Data records for software interfaces:

• • • • • • •

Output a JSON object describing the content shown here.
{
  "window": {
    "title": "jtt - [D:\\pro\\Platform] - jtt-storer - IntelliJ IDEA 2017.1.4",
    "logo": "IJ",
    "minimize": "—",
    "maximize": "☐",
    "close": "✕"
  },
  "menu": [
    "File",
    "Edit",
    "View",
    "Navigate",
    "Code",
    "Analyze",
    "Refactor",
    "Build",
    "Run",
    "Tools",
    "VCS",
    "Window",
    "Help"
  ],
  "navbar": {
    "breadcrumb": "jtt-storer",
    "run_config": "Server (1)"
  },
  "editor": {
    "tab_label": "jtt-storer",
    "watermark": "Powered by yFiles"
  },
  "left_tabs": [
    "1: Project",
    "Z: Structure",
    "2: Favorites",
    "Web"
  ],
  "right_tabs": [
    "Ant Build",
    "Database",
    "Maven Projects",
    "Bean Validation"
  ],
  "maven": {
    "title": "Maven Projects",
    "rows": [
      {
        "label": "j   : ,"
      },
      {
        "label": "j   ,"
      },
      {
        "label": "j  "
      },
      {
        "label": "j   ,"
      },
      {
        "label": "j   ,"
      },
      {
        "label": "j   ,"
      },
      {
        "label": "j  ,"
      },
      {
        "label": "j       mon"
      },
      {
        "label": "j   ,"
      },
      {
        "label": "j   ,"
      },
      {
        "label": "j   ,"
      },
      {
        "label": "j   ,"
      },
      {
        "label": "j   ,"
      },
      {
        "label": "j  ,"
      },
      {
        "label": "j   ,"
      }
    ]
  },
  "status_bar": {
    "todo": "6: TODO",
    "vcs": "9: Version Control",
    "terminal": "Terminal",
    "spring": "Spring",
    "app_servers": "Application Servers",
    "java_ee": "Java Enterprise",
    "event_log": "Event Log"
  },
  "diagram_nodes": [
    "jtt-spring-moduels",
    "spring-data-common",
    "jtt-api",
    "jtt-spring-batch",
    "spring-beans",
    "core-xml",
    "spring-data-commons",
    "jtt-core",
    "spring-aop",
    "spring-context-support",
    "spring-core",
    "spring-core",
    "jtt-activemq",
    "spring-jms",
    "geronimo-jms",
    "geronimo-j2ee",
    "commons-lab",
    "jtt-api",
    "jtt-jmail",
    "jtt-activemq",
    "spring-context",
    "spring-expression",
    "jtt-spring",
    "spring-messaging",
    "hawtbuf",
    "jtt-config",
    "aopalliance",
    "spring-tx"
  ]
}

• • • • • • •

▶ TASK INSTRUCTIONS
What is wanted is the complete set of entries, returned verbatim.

▶ ANSWER SPACE
Output a JSON object describing the content shown here.
{
  "window": {
    "title": "jtt - [D:\\pro\\Platform] - jtt-storer - IntelliJ IDEA 2017.1.4",
    "logo": "IJ",
    "minimize": "—",
    "maximize": "☐",
    "close": "✕"
  },
  "menu": [
    "File",
    "Edit",
    "View",
    "Navigate",
    "Code",
    "Analyze",
    "Refactor",
    "Build",
    "Run",
    "Tools",
    "VCS",
    "Window",
    "Help"
  ],
  "navbar": {
    "breadcrumb": "jtt-storer",
    "run_config": "Server (1)"
  },
  "editor": {
    "tab_label": "jtt-storer",
    "watermark": "Powered by yFiles"
  },
  "left_tabs": [
    "1: Project",
    "Z: Structure",
    "2: Favorites",
    "Web"
  ],
  "right_tabs": [
    "Ant Build",
    "Database",
    "Maven Projects",
    "Bean Validation"
  ],
  "maven": {
    "title": "Maven Projects",
    "rows": [
      {
        "label": "j   : ,"
      },
      {
        "label": "j   ,"
      },
      {
        "label": "j  "
      },
      {
        "label": "j   ,"
      },
      {
        "label": "j   ,"
      },
      {
        "label": "j   ,"
      },
      {
        "label": "j  ,"
      },
      {
        "label": "j       mon"
      },
      {
        "label": "j   ,"
      },
      {
        "label": "j   ,"
      },
      {
        "label": "j   ,"
      },
      {
        "label": "j   ,"
      },
      {
        "label": "j   ,"
      },
      {
        "label": "j  ,"
      },
      {
        "label": "j   ,"
      }
    ]
  },
  "status_bar": {
    "todo": "6: TODO",
    "vcs": "9: Version Control",
    "terminal": "Terminal",
    "spring": "Spring",
    "app_servers": "Application Servers",
    "java_ee": "Java Enterprise",
    "event_log": "Event Log"
  },
  "diagram_nodes": [
    "jtt-spring-moduels",
    "spring-data-common",
    "jtt-api",
    "jtt-spring-batch",
    "spring-beans",
    "core-xml",
    "spring-data-commons",
    "jtt-core",
    "spring-aop",
    "spring-context-support",
    "spring-core",
    "spring-core",
    "jtt-activemq",
    "spring-jms",
    "geronimo-jms",
    "geronimo-j2ee",
    "commons-lab",
    "jtt-api",
    "jtt-jmail",
    "jtt-activemq",
    "spring-context",
    "spring-expression",
    "jtt-spring",
    "spring-messaging",
    "hawtbuf",
    "jtt-config",
    "aopalliance",
    "spring-tx"
  ]
}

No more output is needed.